The patient is a very pleasant and retired 5 feet 11 inches tall, 349 pound gentleman who has been diagnosed with insulin-dependent diabetes and most recently peripheral neuropathy. He has been using insulin for one year and has been diagnosed with diabetes for almost 20 years.
He presents today for evaluation regarding his suspected peripheral neuropathy pain. He has been using Lyrica b.i.d. for this discomfort. He relates a history of paroxysmal lower extremity epicritic type pain which lasts for several seconds prior to abating. He states that this has gone on for years and he has not been able to find any relief from the discomfort. After aggressive questioning, the patient states significant discomfort in the back for which he has had a prior MRI. He has been told by his primary care doctor that there is no specific abnormality in his spine. The patient states that he has to bend over when using a shopping cart while in the stores. He states that his legs get weak after walking just a short distance such as 10 to 20 feet. He presents today for evaluation.
This is a 5 feet 11 inches, 349 pounds really deconditioned, insulin-dependent diabetic patient with suspected lower extremity pain secondary to diabetic peripheral neuropathy. However, upon closer inspection and evaluation today, there is concern over coexisting issues in the neuraxis.
1. Bilateral lower extremity paresthesia; most likely multifactorial including diabetic peripheral neuropathy plus lumbosacral radicular pain.
2. Low back pain; most likely multifactorial including lumbar degenerative disc disease, spondylosis, and quite possibly stenosis.
3. Clearly neurogenic claudication.
4. Morbid obesity.
5. Insulin-dependent diabetes.
6. Chronic anticoagulation with Plavix secondary to prior cardiac stenting.
7. Last MRI was two years ago.

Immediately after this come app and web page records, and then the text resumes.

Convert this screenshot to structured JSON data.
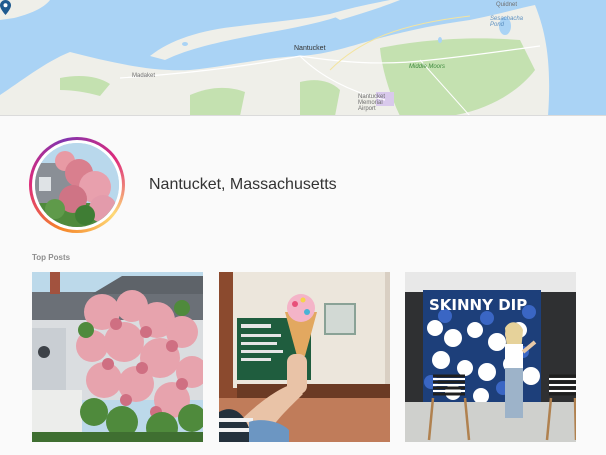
{
  "map": {
    "labels": {
      "town": "Nantucket",
      "madaket": "Madaket",
      "middle_moors": "Middle Moors",
      "quidnet": "Quidnet",
      "sesachacha": "Sesachacha Pond",
      "airport": "Nantucket Memorial Airport"
    },
    "colors": {
      "water": "#aad3f5",
      "land": "#efefe9",
      "park": "#c4e1b0",
      "pin": "#1f5a8f"
    }
  },
  "location": {
    "title": "Nantucket, Massachusetts"
  },
  "top_posts": {
    "label": "Top Posts",
    "posts": [
      {
        "alt_icon": "rose-cottage-photo"
      },
      {
        "alt_icon": "ice-cream-cone-photo"
      },
      {
        "alt_icon": "flower-wall-photo"
      }
    ]
  },
  "sign_text": "SKINNY DIP"
}
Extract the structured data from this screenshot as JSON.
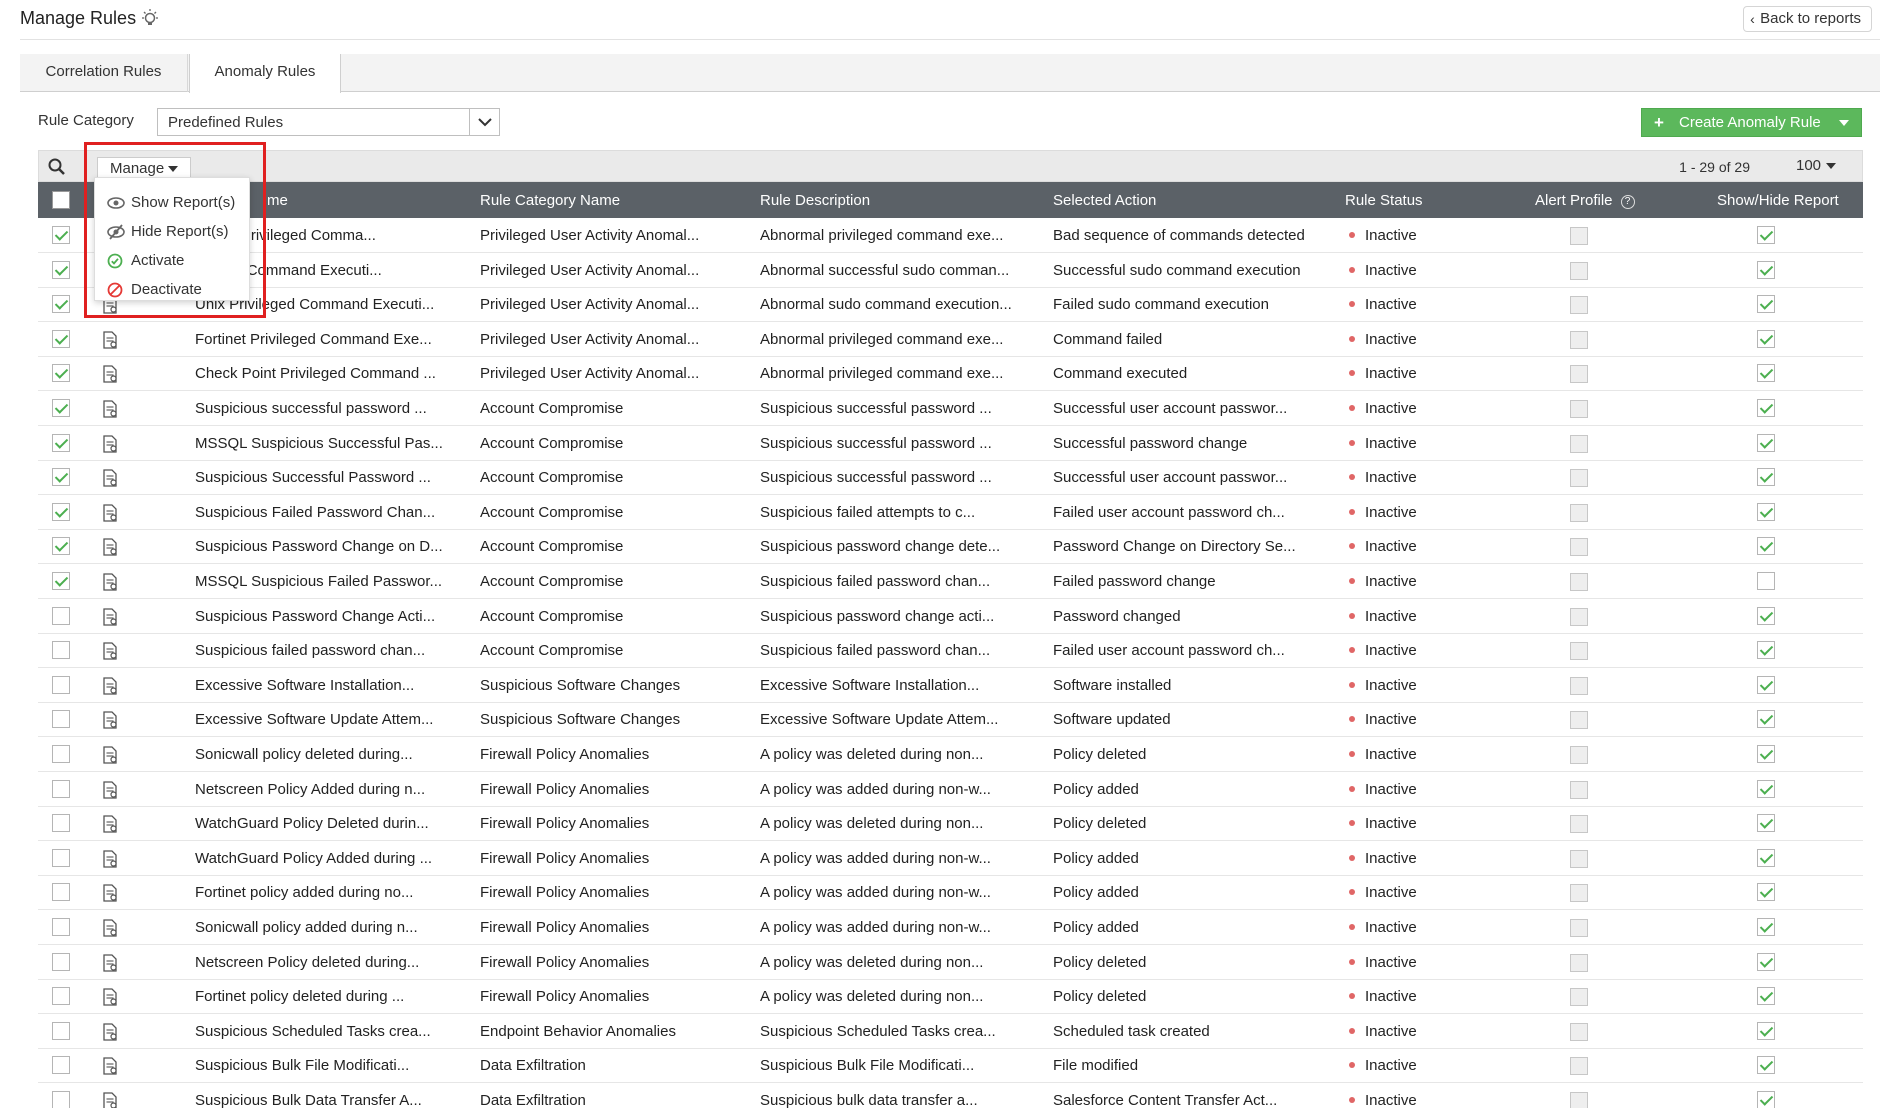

I had a very lengthy visit with Mr. x today. We discussed this case in detail. My concern is that this case is not just peripheral neuropathy secondary to diabetes, but that there is also an overlying issue in the neuraxis. I feel at this time we absolutely must have an MRI of his lumbar spine to fully assess for stenotic change, which may be complicating his lower extremity pain. He obviously has symptoms consistent with neurogenic claudication and this would have to be addressed first. The patient has stated that he has come off his Plavix in the past. So, that should not be an issue if intervention is warranted. I told him I do not want to move forward with any type of therapy until we have all the evidence as to why he has this discomfort.
The patient states his Plavix is prescribed by Dr. He also consulted with nephrologist, Dr. as well.
I would like him to bring me a copy of his old MRI in addition to the new one should he obtain this prior to his next office visit. Of note, he also has a huge ventral hernia, which seemed to present after gastric bypass surgery some 20 years ago.